MARIQUITA, Colombia (AP) _ As daylight faded and air traffic in and out of this key relief point dwindled, residents went into the hills to spend the night, fearing the Nevado Del Ruiz volcano would again spew forth destruction.

Last Wednesday, the Andean volcano erupted, melting its snowcap and sending tons of mud and debris cascading down the mountainside. It buried four towns and killed, according to government estimates, more than 21,500 people.

A Bogota radio station, Caracol, said Saturday afternoon there were two new eruptions, and the government ordered an emergency evacuation of the area before it was determined that the report was false.

Refugee centers were abandoned and cab drivers dumped passengers in mid- journey to fetch family members. A few people waited as darkness approached at the mountain airfield, its runway lit only by oilcans, hoping to hitch a ride out.

Thousands of people from Mariquita settled in for the night on the hill behind the city. Campfires and candlelight dotted the hillside, and the narrow road out of town was clogged with vehicles.

Authorities issued a later report saying there was no immediate threat of another avalanche of mud, but most people decided to spend the night on higher ground.

''Nothing is happening, but the people don' believe the government,'' said Jairo Fredy Giraldo, 27. ''Everyone imagines that thousands of tons of mud and water will come. So they run.''

Many people recalled that authorities had reassured residents of nearby Armero when the volcano began erupting Wednesday night, rather than evacuating the city of 50,000 people. The mudslide buried most of the town.

Giraldo said the inconvenience of what turned out to be a false alarm didn't bother him.

''From now on, at every alarm, I and my family will run,'' he said.

Most people fled with few provisions. As they tried to get comfortable on the rocky slope, they exchanged stories about the horrors of the past few days and complained that authorities had failed to provide them with food, water, tents and other supplies.

''We need medicine, tents and walkie-talkies most of all,'' said a Red Cross worker, Dr. Carlos Avila, who was tending a 7-year-old child.

Maria Delores Cierra Hidalgo said she and her family had been on the hill since Wednesday night.

''We ran because in the night, ash from the crater rained down on our house,'' she said as her three children slept in the back of a truck nearby.
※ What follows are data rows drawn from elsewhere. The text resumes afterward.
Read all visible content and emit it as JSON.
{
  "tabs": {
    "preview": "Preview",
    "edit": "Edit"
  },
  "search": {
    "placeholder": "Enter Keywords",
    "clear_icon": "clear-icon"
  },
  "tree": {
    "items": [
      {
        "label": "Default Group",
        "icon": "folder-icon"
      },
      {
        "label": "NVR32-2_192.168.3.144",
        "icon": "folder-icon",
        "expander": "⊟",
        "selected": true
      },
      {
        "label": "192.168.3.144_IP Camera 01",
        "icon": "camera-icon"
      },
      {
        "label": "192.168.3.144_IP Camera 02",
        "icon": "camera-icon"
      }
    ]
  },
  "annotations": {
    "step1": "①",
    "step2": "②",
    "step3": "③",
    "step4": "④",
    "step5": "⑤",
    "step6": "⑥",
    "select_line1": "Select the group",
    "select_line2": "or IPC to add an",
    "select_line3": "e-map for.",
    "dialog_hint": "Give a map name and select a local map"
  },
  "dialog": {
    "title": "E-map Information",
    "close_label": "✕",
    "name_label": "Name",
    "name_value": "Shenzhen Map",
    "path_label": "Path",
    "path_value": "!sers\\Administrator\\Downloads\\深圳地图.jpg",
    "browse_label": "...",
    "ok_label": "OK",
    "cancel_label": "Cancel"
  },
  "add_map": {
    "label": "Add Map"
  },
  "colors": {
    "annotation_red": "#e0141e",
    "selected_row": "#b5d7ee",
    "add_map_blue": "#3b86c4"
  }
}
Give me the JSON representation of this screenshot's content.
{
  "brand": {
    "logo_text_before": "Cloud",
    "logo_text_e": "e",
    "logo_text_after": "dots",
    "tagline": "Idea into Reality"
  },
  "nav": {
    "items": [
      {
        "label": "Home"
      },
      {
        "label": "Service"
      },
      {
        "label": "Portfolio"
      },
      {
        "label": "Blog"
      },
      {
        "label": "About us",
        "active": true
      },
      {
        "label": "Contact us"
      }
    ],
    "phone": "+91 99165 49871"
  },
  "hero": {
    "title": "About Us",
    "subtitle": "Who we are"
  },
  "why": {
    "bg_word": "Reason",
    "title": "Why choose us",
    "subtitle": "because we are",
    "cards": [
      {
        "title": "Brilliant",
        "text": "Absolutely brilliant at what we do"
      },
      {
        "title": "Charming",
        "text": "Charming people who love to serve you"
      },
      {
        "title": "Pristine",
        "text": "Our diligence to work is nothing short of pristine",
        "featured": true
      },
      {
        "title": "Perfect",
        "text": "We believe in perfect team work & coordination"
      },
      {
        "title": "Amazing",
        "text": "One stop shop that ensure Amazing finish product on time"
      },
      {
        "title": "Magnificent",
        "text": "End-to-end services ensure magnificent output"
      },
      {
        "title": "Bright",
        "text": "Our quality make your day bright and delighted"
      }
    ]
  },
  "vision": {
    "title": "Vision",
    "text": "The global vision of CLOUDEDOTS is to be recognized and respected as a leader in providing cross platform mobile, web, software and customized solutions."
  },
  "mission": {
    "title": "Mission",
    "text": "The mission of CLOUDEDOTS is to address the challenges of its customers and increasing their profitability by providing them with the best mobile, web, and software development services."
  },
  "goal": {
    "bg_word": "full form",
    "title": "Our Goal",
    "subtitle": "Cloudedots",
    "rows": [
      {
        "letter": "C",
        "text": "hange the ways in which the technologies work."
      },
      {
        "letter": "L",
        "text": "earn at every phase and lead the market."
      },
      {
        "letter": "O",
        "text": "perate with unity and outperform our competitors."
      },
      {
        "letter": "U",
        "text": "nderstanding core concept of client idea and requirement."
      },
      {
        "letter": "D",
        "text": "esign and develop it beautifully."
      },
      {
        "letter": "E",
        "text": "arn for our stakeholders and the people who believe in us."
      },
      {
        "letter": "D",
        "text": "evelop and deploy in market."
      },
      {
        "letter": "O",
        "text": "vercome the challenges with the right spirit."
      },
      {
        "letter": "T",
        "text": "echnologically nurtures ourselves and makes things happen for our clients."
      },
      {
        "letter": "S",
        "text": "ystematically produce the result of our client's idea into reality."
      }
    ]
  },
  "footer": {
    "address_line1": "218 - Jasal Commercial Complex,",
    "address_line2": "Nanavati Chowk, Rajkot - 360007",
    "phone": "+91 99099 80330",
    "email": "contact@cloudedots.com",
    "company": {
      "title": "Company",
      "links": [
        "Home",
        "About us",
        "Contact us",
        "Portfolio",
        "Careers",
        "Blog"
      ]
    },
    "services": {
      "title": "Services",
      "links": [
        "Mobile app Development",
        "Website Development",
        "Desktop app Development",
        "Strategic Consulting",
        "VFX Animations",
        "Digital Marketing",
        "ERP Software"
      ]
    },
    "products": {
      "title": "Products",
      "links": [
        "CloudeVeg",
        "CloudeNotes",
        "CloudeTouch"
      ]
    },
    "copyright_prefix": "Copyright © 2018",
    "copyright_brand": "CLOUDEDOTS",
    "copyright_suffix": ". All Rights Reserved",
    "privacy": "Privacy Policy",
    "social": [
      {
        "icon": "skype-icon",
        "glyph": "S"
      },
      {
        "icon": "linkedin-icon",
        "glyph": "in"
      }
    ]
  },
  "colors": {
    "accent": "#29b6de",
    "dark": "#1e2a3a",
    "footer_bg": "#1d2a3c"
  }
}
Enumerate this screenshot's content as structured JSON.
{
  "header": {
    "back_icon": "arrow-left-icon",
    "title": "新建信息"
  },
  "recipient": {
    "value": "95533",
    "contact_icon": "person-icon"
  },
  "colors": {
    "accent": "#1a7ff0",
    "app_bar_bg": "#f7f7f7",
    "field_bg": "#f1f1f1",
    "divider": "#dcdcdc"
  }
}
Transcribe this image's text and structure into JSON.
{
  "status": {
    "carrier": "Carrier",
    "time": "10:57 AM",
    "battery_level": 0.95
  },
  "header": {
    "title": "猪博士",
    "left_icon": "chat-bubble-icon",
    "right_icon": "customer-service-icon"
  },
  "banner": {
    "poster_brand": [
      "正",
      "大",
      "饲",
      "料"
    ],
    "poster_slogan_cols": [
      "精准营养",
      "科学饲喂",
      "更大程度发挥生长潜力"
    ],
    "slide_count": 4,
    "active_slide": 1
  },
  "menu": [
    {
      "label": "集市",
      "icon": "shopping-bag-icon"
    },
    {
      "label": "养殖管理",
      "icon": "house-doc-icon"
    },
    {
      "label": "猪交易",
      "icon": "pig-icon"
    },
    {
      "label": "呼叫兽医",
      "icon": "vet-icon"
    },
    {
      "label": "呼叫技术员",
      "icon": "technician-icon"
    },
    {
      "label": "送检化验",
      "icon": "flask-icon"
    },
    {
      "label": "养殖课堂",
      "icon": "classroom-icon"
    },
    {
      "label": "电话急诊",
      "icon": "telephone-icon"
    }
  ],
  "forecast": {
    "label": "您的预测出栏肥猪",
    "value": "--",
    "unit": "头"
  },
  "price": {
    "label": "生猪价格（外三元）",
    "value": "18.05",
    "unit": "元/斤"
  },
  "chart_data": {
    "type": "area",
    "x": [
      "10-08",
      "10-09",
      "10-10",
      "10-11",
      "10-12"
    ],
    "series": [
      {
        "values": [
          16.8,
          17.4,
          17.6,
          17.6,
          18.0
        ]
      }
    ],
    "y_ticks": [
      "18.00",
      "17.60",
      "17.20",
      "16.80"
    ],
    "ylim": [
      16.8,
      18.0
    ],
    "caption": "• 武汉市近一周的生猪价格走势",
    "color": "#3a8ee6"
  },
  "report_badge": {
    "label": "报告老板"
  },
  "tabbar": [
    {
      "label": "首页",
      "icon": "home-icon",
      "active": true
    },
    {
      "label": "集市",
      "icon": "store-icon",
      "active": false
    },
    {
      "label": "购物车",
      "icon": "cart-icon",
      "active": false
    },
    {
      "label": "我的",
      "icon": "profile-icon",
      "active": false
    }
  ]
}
She said she didn't know when her family would return to their house less than a mile from the river, ''There is no safety there.''